ICSI on the other hand requires that both partners undergo a procedure and the woman is stimulated with fertility drugs to treat a "male problem". Studies have shown the costs of establishing a pregnancy in this fashion are three times greater with ICSI than with a vasectomy reversal alone. Studies have also shown that it is even less expensive to have a failed vasectomy reversal with a redo than to have sperm retrieval with ICSI.
The advantage of ICSI is the possibility for some couples to establish a pregnancy quicker than with a vasectomy reversal. We recommend ICSI/sperm harvesting in those situations where a vasectomy reversal would be difficult or impossible, the female partner is of advanced reproductive age, or when there is also a female factor contributing to infertility. Each couples' circumstances are unique and need to be addressed on an individual basis. Our goal is to assist couples in having a child of their own, regardless of the path they choose. Read our information on alternatives to vasectomy reversals.
Other Questions about Vasectomy Reversals
As with any surgery, routine operative complications and risks may include infections, bleeding and side effects of anesthesia. After the vasectomy reversal, patients can experience pain or unusual swelling in the scrotum area. Other vasectomy reversal risks may include post-operative pain, continued absence of sperm from the ejaculate, continued inability to initiate a pregnancy, and high riding testicles (especially if large portions of the vas deferens were removed at time of the initial vasectomy or after a vasectomy reversal failure).
Loss of testicular tissue is also a possibility. Though Dr. Bastuba has never experienced this in any of his patients, it has been reported in literature. Severe complications that require additional surgery are quite rare and a minimal vasectomy reversal risk.
The post-op pain after a vasectomy reversal is very similar to the pain after the original vasectomy surgery. Normal symptoms include, soreness, slight swelling and bruising of the scrotal area.

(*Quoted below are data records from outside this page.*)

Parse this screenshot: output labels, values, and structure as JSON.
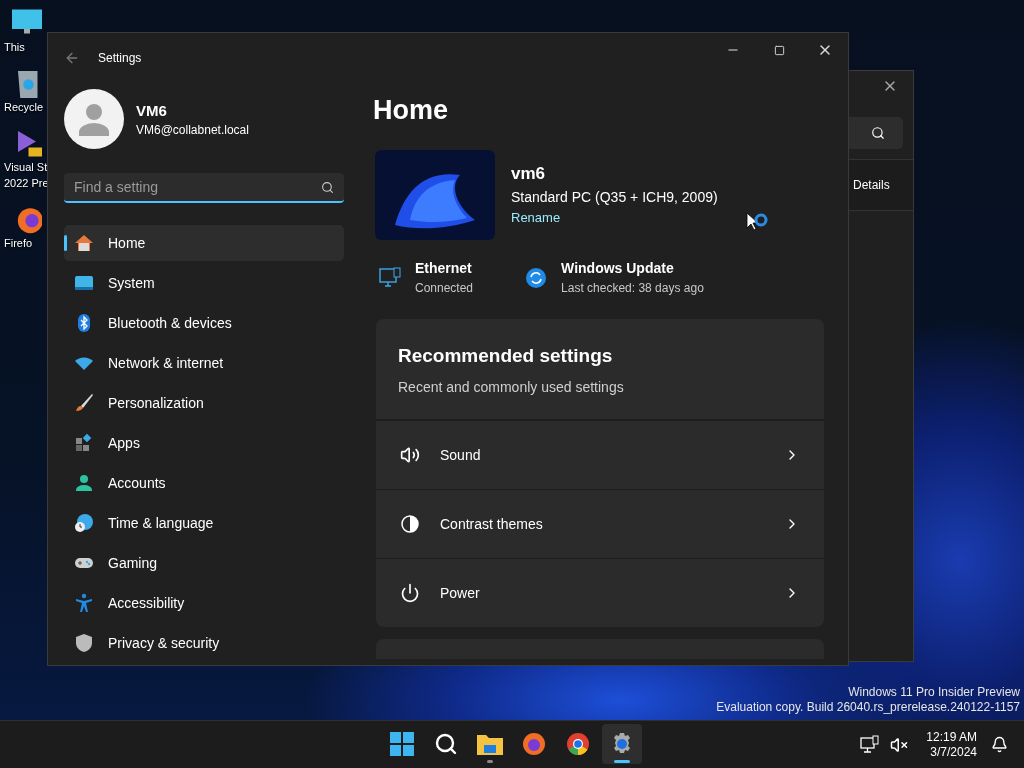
{
  "desktop": {
    "icons": [
      {
        "label_lines": [
          "This"
        ]
      },
      {
        "label_lines": [
          "Recycle"
        ]
      },
      {
        "label_lines": [
          "Visual St",
          "2022 Pre"
        ]
      },
      {
        "label_lines": [
          "Firefo"
        ]
      }
    ]
  },
  "settings": {
    "title": "Settings",
    "profile": {
      "name": "VM6",
      "email": "VM6@collabnet.local"
    },
    "search": {
      "placeholder": "Find a setting"
    },
    "nav": [
      {
        "label": "Home",
        "selected": true
      },
      {
        "label": "System",
        "selected": false
      },
      {
        "label": "Bluetooth & devices",
        "selected": false
      },
      {
        "label": "Network & internet",
        "selected": false
      },
      {
        "label": "Personalization",
        "selected": false
      },
      {
        "label": "Apps",
        "selected": false
      },
      {
        "label": "Accounts",
        "selected": false
      },
      {
        "label": "Time & language",
        "selected": false
      },
      {
        "label": "Gaming",
        "selected": false
      },
      {
        "label": "Accessibility",
        "selected": false
      },
      {
        "label": "Privacy & security",
        "selected": false
      }
    ],
    "page_title": "Home",
    "device": {
      "name": "vm6",
      "model": "Standard PC (Q35 + ICH9, 2009)",
      "rename": "Rename"
    },
    "status": [
      {
        "title": "Ethernet",
        "subtitle": "Connected"
      },
      {
        "title": "Windows Update",
        "subtitle": "Last checked: 38 days ago"
      }
    ],
    "recommended": {
      "title": "Recommended settings",
      "subtitle": "Recent and commonly used settings",
      "rows": [
        {
          "label": "Sound"
        },
        {
          "label": "Contrast themes"
        },
        {
          "label": "Power"
        }
      ]
    }
  },
  "background_window": {
    "tab_label": "Details"
  },
  "watermark": [
    "Windows 11 Pro Insider Preview",
    "Evaluation copy. Build 26040.rs_prerelease.240122-1157"
  ],
  "taskbar": {
    "apps": [
      {
        "selected": false,
        "running": false
      },
      {
        "selected": false,
        "running": false
      },
      {
        "selected": false,
        "running": true
      },
      {
        "selected": false,
        "running": false
      },
      {
        "selected": false,
        "running": false
      },
      {
        "selected": true,
        "running": true
      }
    ],
    "time": "12:19 AM",
    "date": "3/7/2024"
  }
}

Any discomfort you experience can be alleviated with pain medications.
It is recommended you wait at least three weeks after the surgery before resuming your normal sex life.
Sex after vasectomy reversal should remain the same. Some men even find their sexual life enhanced after vasectomy reversal because it's "the real thing".

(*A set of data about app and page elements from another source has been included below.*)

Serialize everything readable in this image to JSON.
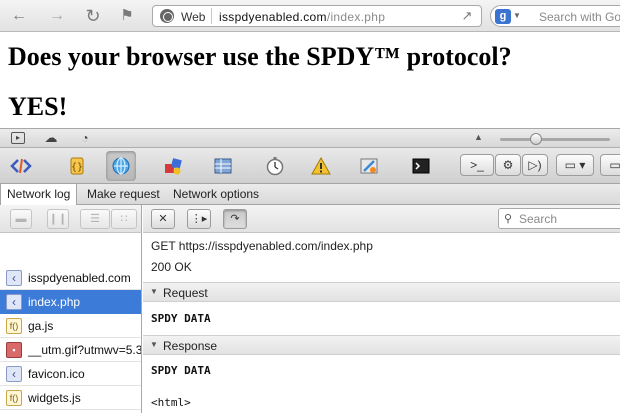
{
  "browser": {
    "url_scheme_label": "Web",
    "url_host": "isspdyenabled.com",
    "url_path": "/index.php",
    "search_engine_badge": "g",
    "search_placeholder": "Search with Google"
  },
  "page": {
    "headline": "Does your browser use the SPDY™ protocol?",
    "answer": "YES!"
  },
  "inspector": {
    "tabs": [
      {
        "label": "Network log",
        "active": true
      },
      {
        "label": "Make request",
        "active": false
      },
      {
        "label": "Network options",
        "active": false
      }
    ],
    "files": [
      {
        "name": "isspdyenabled.com",
        "type": "html",
        "icon_glyph": "‹"
      },
      {
        "name": "index.php",
        "type": "html",
        "icon_glyph": "‹",
        "selected": true
      },
      {
        "name": "ga.js",
        "type": "js",
        "icon_glyph": "f()"
      },
      {
        "name": "__utm.gif?utmwv=5.3",
        "type": "img",
        "icon_glyph": "▪"
      },
      {
        "name": "favicon.ico",
        "type": "html",
        "icon_glyph": "‹"
      },
      {
        "name": "widgets.js",
        "type": "js",
        "icon_glyph": "f()"
      }
    ],
    "search_placeholder": "Search",
    "detail": {
      "request_line": "GET https://isspdyenabled.com/index.php",
      "status_line": "200 OK",
      "request_section": "Request",
      "request_body": "SPDY DATA",
      "response_section": "Response",
      "response_body": "SPDY DATA",
      "response_html": "<html>"
    }
  }
}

Yes. Contrary to popularly beliefs, it is possible to have a successful vasectomy reversal 10 or 20 years after a vasectomy. Dr. Bastuba has even successfully reversed patients up to 40 years following a vasectomy with pregnancy occurring in as early as a few months.
The potential for a successful vasectomy reversal after 10 years is partially dependent on the quality of the original vasectomy as well as the experience level of the vasectomy reversal surgeon. Many urologists perform reversals only several times a year, so it is best to find a specialized microsurgeon that performs vasectomy reversals regularly each week like Dr. Bastuba. Watch vasectomy reversal patients tell their success stories on TV.

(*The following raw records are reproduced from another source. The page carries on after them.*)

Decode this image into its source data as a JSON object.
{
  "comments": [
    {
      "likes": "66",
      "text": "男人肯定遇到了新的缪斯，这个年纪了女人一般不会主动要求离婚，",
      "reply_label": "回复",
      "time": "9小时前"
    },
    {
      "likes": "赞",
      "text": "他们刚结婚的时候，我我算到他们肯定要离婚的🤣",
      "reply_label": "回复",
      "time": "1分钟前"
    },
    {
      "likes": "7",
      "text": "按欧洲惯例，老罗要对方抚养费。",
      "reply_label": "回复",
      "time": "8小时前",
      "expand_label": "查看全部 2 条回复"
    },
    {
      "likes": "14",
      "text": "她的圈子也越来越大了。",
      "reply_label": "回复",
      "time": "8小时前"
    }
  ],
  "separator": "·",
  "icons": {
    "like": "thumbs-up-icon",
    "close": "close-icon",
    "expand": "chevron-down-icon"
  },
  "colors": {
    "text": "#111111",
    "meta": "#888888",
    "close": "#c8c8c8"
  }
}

No, a male does not stop producing sperm whether or not he has had a vasectomy. Your body will continue to make sperm – it will just be confined to the testes, which prevents pregnancy from occurring. Factors that would stop sperm production are exposure to high doses of radiation, radioactivity or extensive chemotherapy.
Still have more questions?
Nitrous Oxide and the Pro-Nox System
MFS and FCC are introducing the use of nitrous oxide with the Pro-Nox System, a safe and effective analgesic method that has been used in hospitals and medical practices for decades. The system rapidly deploys a 50/50 mix of Oxygen and Nitrous Oxide to help ease a patient's pain and anxiety. This option will now be available for patients undergoing in-office procedural care at MFS and FCC. Learn more about nitrous oxide and the Pro-Nox system today.